Every year, there’s a huge month long wine festival in Baja, Mexico, that American’s seem to have no idea exists. Vendimia means “the wine harvest,” and every August the wine region of El Valle de Guadalupe near Ensenada, becomes a giant party for wine foodie and wine enthusiasts.
There are events focused on wine and food pairings like the Noche de Cofradia, where over 42 wineries and 42 restaurants participate, concerts, bullfights, art exhibitions, dance performances, and multicourse dinners. Prices for these events can range from hundreds per person to totally free.

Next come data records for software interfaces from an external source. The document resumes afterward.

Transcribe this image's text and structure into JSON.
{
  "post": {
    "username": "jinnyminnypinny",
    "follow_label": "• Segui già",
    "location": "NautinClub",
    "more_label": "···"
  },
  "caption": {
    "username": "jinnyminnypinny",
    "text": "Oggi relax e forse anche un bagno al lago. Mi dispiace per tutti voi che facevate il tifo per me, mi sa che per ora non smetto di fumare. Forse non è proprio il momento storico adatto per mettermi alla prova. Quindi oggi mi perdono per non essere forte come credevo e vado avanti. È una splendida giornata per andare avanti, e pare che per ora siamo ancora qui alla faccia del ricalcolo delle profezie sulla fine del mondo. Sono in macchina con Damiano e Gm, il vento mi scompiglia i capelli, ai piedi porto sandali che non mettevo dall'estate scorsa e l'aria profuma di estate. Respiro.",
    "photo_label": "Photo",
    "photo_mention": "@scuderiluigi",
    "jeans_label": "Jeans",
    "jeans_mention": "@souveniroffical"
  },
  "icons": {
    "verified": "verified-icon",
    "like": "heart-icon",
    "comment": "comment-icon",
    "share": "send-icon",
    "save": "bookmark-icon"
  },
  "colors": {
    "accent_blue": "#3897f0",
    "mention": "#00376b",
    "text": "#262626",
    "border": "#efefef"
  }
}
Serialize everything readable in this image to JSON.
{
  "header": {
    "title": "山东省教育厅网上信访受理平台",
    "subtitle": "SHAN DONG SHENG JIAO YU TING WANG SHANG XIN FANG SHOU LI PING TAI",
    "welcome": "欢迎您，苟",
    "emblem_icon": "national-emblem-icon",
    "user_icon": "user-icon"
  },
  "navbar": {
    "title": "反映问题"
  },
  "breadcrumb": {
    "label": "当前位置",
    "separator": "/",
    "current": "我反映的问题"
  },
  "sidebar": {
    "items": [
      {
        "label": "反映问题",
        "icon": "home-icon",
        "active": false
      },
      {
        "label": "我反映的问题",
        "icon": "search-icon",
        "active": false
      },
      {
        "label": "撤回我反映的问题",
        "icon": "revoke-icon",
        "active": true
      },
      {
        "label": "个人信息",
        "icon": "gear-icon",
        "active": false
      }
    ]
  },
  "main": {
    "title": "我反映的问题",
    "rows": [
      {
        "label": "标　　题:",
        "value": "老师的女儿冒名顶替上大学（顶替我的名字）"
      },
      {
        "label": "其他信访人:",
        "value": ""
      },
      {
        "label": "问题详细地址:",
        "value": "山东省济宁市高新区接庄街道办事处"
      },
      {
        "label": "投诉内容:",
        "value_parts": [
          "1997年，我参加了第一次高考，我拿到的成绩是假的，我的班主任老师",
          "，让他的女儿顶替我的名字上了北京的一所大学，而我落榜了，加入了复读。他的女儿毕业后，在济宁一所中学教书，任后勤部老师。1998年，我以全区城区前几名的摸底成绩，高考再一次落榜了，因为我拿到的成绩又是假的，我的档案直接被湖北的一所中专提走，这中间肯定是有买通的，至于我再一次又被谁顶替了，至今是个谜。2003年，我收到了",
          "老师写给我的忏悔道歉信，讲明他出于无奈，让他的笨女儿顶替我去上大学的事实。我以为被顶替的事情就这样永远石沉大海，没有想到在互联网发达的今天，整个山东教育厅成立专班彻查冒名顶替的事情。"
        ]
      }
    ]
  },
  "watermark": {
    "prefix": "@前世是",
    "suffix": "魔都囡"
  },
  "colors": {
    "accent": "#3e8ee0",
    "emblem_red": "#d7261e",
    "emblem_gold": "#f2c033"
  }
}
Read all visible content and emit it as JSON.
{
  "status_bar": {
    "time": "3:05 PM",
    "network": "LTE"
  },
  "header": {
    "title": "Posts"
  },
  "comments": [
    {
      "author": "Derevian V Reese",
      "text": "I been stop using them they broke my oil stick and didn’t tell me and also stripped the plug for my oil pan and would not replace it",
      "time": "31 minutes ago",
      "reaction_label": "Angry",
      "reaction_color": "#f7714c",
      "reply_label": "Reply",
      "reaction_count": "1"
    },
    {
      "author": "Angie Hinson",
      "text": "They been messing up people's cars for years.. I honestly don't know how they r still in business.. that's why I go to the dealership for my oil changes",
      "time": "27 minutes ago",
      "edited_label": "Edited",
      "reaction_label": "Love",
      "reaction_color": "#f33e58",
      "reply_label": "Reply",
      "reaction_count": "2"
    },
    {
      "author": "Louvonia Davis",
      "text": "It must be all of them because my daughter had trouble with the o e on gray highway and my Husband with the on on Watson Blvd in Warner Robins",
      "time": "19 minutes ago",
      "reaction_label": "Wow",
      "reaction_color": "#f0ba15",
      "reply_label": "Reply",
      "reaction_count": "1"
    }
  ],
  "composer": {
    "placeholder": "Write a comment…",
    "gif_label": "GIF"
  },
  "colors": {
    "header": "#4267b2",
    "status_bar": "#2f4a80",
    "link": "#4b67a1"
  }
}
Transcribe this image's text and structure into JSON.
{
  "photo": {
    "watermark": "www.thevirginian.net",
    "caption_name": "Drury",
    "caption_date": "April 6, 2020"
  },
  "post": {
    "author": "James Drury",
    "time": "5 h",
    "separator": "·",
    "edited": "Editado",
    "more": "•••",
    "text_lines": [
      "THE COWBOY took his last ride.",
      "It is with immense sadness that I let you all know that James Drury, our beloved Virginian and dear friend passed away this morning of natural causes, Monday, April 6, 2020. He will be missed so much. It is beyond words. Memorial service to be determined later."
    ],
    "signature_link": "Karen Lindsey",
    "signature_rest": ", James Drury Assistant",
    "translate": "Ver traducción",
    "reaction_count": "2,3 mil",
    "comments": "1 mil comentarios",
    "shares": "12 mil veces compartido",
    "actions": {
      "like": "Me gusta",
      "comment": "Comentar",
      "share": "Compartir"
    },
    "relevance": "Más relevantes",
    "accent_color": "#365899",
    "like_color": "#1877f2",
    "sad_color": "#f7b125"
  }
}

Last year’s activities included an opera concert in the vineyard at Villa Montefiori Winery with Italian dinner and wine tasting, a cheese party with artisan bread, house wine and live music at Viña de Liceaga Winery and a gourmet dinner prepared by renowned Chef Enrique Olvera, pairing with Vena Cava wines and performances by Zirk Ubu at La Villa de Valle Winery, just to name a few.
Almost all of the events cater to Mexican’s, who come from all over the country. Very few Americans come, because very few are aware of it. Most of the wineries don’t advertise to the US and much of the information online is in Spanish.
The two-centuries-long wine tradition takes place primarily in the Guadalupe Valley, but that’s just one of seven valleys between Ensenada and Tecate dedicated to the cultivation of grapes. The valleys produce 90% of all Mexican wines, or 1.2 millions cases of wine a year, of which 25% is exported abroad. The Guadalupe Valley is located 15 minutes inland from the Ensenada coast, and has been the center of the biggest events in the region for the past 22 years.
Tickets to many of the events sell out in minutes, the most popular being the Paella Tasting, usually held this year on Sunday August 18th. The “Ramón García Osejo” Paella Contest at the Viña de Liceaga starts at 12:00pm, and closes the Vendimia Festival. The winners of the Preconcurso de Paella will be cooking for the title.